## Exercise directions
Leave the images aside and copy out the whole listing, exact to the word.
Start of Records for this task
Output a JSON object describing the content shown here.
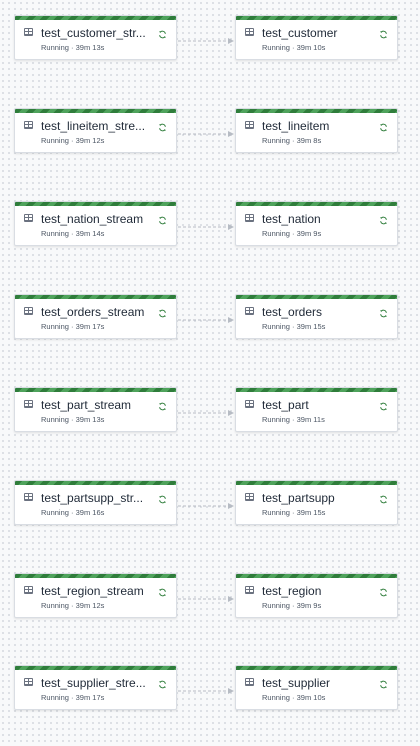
{
  "canvas": {
    "accent_color": "#2f7d3b",
    "status_color": "#2f7d3b"
  },
  "pipelines": [
    {
      "source": {
        "name": "test_customer_stream",
        "display": "test_customer_str...",
        "status": "Running · 39m 13s",
        "icon": "table-icon"
      },
      "sink": {
        "name": "test_customer",
        "display": "test_customer",
        "status": "Running · 39m 10s",
        "icon": "table-icon"
      }
    },
    {
      "source": {
        "name": "test_lineitem_stream",
        "display": "test_lineitem_stre...",
        "status": "Running · 39m 12s",
        "icon": "table-icon"
      },
      "sink": {
        "name": "test_lineitem",
        "display": "test_lineitem",
        "status": "Running · 39m 8s",
        "icon": "table-icon"
      }
    },
    {
      "source": {
        "name": "test_nation_stream",
        "display": "test_nation_stream",
        "status": "Running · 39m 14s",
        "icon": "table-icon"
      },
      "sink": {
        "name": "test_nation",
        "display": "test_nation",
        "status": "Running · 39m 9s",
        "icon": "table-icon"
      }
    },
    {
      "source": {
        "name": "test_orders_stream",
        "display": "test_orders_stream",
        "status": "Running · 39m 17s",
        "icon": "table-icon"
      },
      "sink": {
        "name": "test_orders",
        "display": "test_orders",
        "status": "Running · 39m 15s",
        "icon": "table-icon"
      }
    },
    {
      "source": {
        "name": "test_part_stream",
        "display": "test_part_stream",
        "status": "Running · 39m 13s",
        "icon": "table-icon"
      },
      "sink": {
        "name": "test_part",
        "display": "test_part",
        "status": "Running · 39m 11s",
        "icon": "table-icon"
      }
    },
    {
      "source": {
        "name": "test_partsupp_stream",
        "display": "test_partsupp_str...",
        "status": "Running · 39m 16s",
        "icon": "table-icon"
      },
      "sink": {
        "name": "test_partsupp",
        "display": "test_partsupp",
        "status": "Running · 39m 15s",
        "icon": "table-icon"
      }
    },
    {
      "source": {
        "name": "test_region_stream",
        "display": "test_region_stream",
        "status": "Running · 39m 12s",
        "icon": "table-icon"
      },
      "sink": {
        "name": "test_region",
        "display": "test_region",
        "status": "Running · 39m 9s",
        "icon": "table-icon"
      }
    },
    {
      "source": {
        "name": "test_supplier_stream",
        "display": "test_supplier_stre...",
        "status": "Running · 39m 17s",
        "icon": "table-icon"
      },
      "sink": {
        "name": "test_supplier",
        "display": "test_supplier",
        "status": "Running · 39m 10s",
        "icon": "table-icon"
      }
    }
  ]
}
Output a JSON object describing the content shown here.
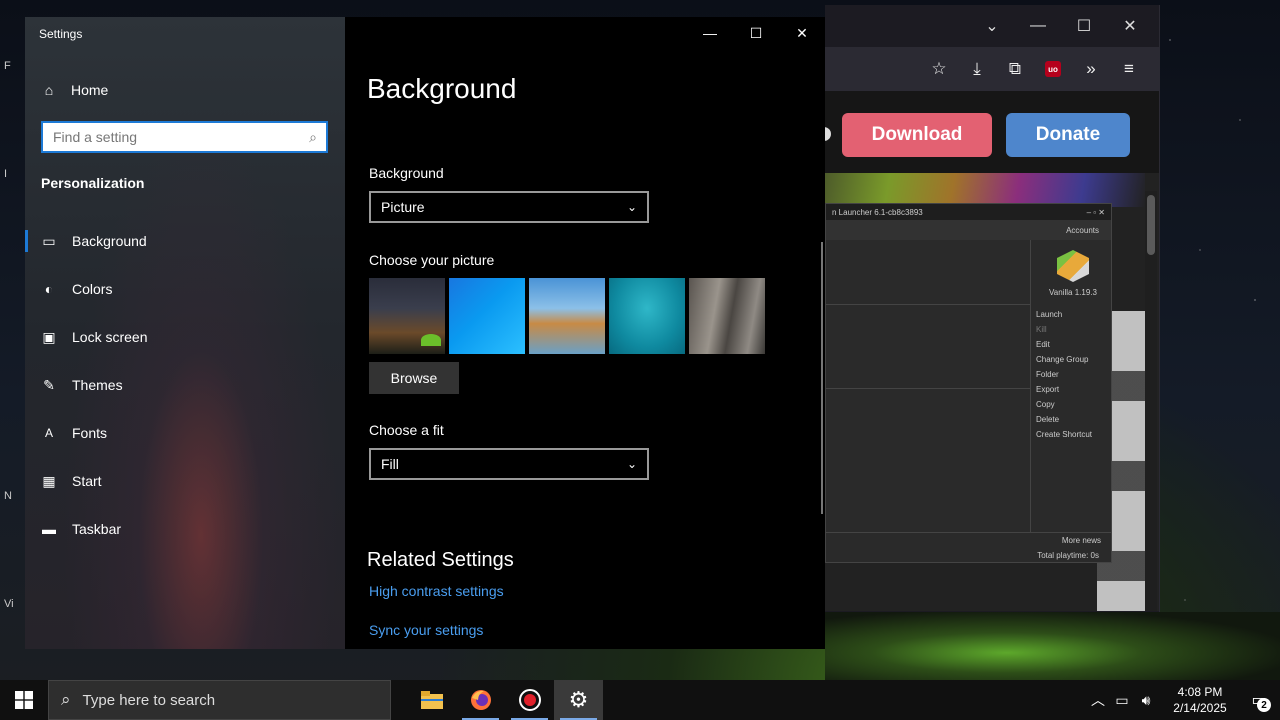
{
  "settings": {
    "app_title": "Settings",
    "home_label": "Home",
    "search_placeholder": "Find a setting",
    "section": "Personalization",
    "nav": [
      {
        "label": "Background",
        "icon": "picture-icon"
      },
      {
        "label": "Colors",
        "icon": "palette-icon"
      },
      {
        "label": "Lock screen",
        "icon": "lock-screen-icon"
      },
      {
        "label": "Themes",
        "icon": "brush-icon"
      },
      {
        "label": "Fonts",
        "icon": "fonts-icon"
      },
      {
        "label": "Start",
        "icon": "start-grid-icon"
      },
      {
        "label": "Taskbar",
        "icon": "taskbar-icon"
      }
    ],
    "active_nav": "Background",
    "page_title": "Background",
    "background_label": "Background",
    "background_value": "Picture",
    "choose_picture_label": "Choose your picture",
    "browse_label": "Browse",
    "choose_fit_label": "Choose a fit",
    "fit_value": "Fill",
    "related_title": "Related Settings",
    "links": [
      "High contrast settings",
      "Sync your settings"
    ],
    "accent": "#1d7ad6",
    "link_color": "#4a9ef0"
  },
  "browser": {
    "download_label": "Download",
    "donate_label": "Donate",
    "download_color": "#e36172",
    "donate_color": "#4e86cc"
  },
  "launcher": {
    "title": "n Launcher 6.1-cb8c3893",
    "accounts": "Accounts",
    "instance_name": "Vanilla 1.19.3",
    "actions": [
      "Launch",
      "Kill",
      "Edit",
      "Change Group",
      "Folder",
      "Export",
      "Copy",
      "Delete",
      "Create Shortcut"
    ],
    "more_news": "More news",
    "playtime": "Total playtime: 0s"
  },
  "taskbar": {
    "search_placeholder": "Type here to search",
    "time": "4:08 PM",
    "date": "2/14/2025",
    "notification_count": "2"
  },
  "edge_text": [
    "F",
    "I",
    "N",
    "Vi"
  ]
}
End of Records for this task
## Solution for this task
Output a JSON object describing the content shown here.
{
  "canvas": {
    "accent_color": "#2f7d3b",
    "status_color": "#2f7d3b"
  },
  "pipelines": [
    {
      "source": {
        "name": "test_customer_stream",
        "display": "test_customer_str...",
        "status": "Running · 39m 13s",
        "icon": "table-icon"
      },
      "sink": {
        "name": "test_customer",
        "display": "test_customer",
        "status": "Running · 39m 10s",
        "icon": "table-icon"
      }
    },
    {
      "source": {
        "name": "test_lineitem_stream",
        "display": "test_lineitem_stre...",
        "status": "Running · 39m 12s",
        "icon": "table-icon"
      },
      "sink": {
        "name": "test_lineitem",
        "display": "test_lineitem",
        "status": "Running · 39m 8s",
        "icon": "table-icon"
      }
    },
    {
      "source": {
        "name": "test_nation_stream",
        "display": "test_nation_stream",
        "status": "Running · 39m 14s",
        "icon": "table-icon"
      },
      "sink": {
        "name": "test_nation",
        "display": "test_nation",
        "status": "Running · 39m 9s",
        "icon": "table-icon"
      }
    },
    {
      "source": {
        "name": "test_orders_stream",
        "display": "test_orders_stream",
        "status": "Running · 39m 17s",
        "icon": "table-icon"
      },
      "sink": {
        "name": "test_orders",
        "display": "test_orders",
        "status": "Running · 39m 15s",
        "icon": "table-icon"
      }
    },
    {
      "source": {
        "name": "test_part_stream",
        "display": "test_part_stream",
        "status": "Running · 39m 13s",
        "icon": "table-icon"
      },
      "sink": {
        "name": "test_part",
        "display": "test_part",
        "status": "Running · 39m 11s",
        "icon": "table-icon"
      }
    },
    {
      "source": {
        "name": "test_partsupp_stream",
        "display": "test_partsupp_str...",
        "status": "Running · 39m 16s",
        "icon": "table-icon"
      },
      "sink": {
        "name": "test_partsupp",
        "display": "test_partsupp",
        "status": "Running · 39m 15s",
        "icon": "table-icon"
      }
    },
    {
      "source": {
        "name": "test_region_stream",
        "display": "test_region_stream",
        "status": "Running · 39m 12s",
        "icon": "table-icon"
      },
      "sink": {
        "name": "test_region",
        "display": "test_region",
        "status": "Running · 39m 9s",
        "icon": "table-icon"
      }
    },
    {
      "source": {
        "name": "test_supplier_stream",
        "display": "test_supplier_stre...",
        "status": "Running · 39m 17s",
        "icon": "table-icon"
      },
      "sink": {
        "name": "test_supplier",
        "display": "test_supplier",
        "status": "Running · 39m 10s",
        "icon": "table-icon"
      }
    }
  ]
}
Output a JSON object describing the content shown here.
{
  "settings": {
    "app_title": "Settings",
    "home_label": "Home",
    "search_placeholder": "Find a setting",
    "section": "Personalization",
    "nav": [
      {
        "label": "Background",
        "icon": "picture-icon"
      },
      {
        "label": "Colors",
        "icon": "palette-icon"
      },
      {
        "label": "Lock screen",
        "icon": "lock-screen-icon"
      },
      {
        "label": "Themes",
        "icon": "brush-icon"
      },
      {
        "label": "Fonts",
        "icon": "fonts-icon"
      },
      {
        "label": "Start",
        "icon": "start-grid-icon"
      },
      {
        "label": "Taskbar",
        "icon": "taskbar-icon"
      }
    ],
    "active_nav": "Background",
    "page_title": "Background",
    "background_label": "Background",
    "background_value": "Picture",
    "choose_picture_label": "Choose your picture",
    "browse_label": "Browse",
    "choose_fit_label": "Choose a fit",
    "fit_value": "Fill",
    "related_title": "Related Settings",
    "links": [
      "High contrast settings",
      "Sync your settings"
    ],
    "accent": "#1d7ad6",
    "link_color": "#4a9ef0"
  },
  "browser": {
    "download_label": "Download",
    "donate_label": "Donate",
    "download_color": "#e36172",
    "donate_color": "#4e86cc"
  },
  "launcher": {
    "title": "n Launcher 6.1-cb8c3893",
    "accounts": "Accounts",
    "instance_name": "Vanilla 1.19.3",
    "actions": [
      "Launch",
      "Kill",
      "Edit",
      "Change Group",
      "Folder",
      "Export",
      "Copy",
      "Delete",
      "Create Shortcut"
    ],
    "more_news": "More news",
    "playtime": "Total playtime: 0s"
  },
  "taskbar": {
    "search_placeholder": "Type here to search",
    "time": "4:08 PM",
    "date": "2/14/2025",
    "notification_count": "2"
  },
  "edge_text": [
    "F",
    "I",
    "N",
    "Vi"
  ]
}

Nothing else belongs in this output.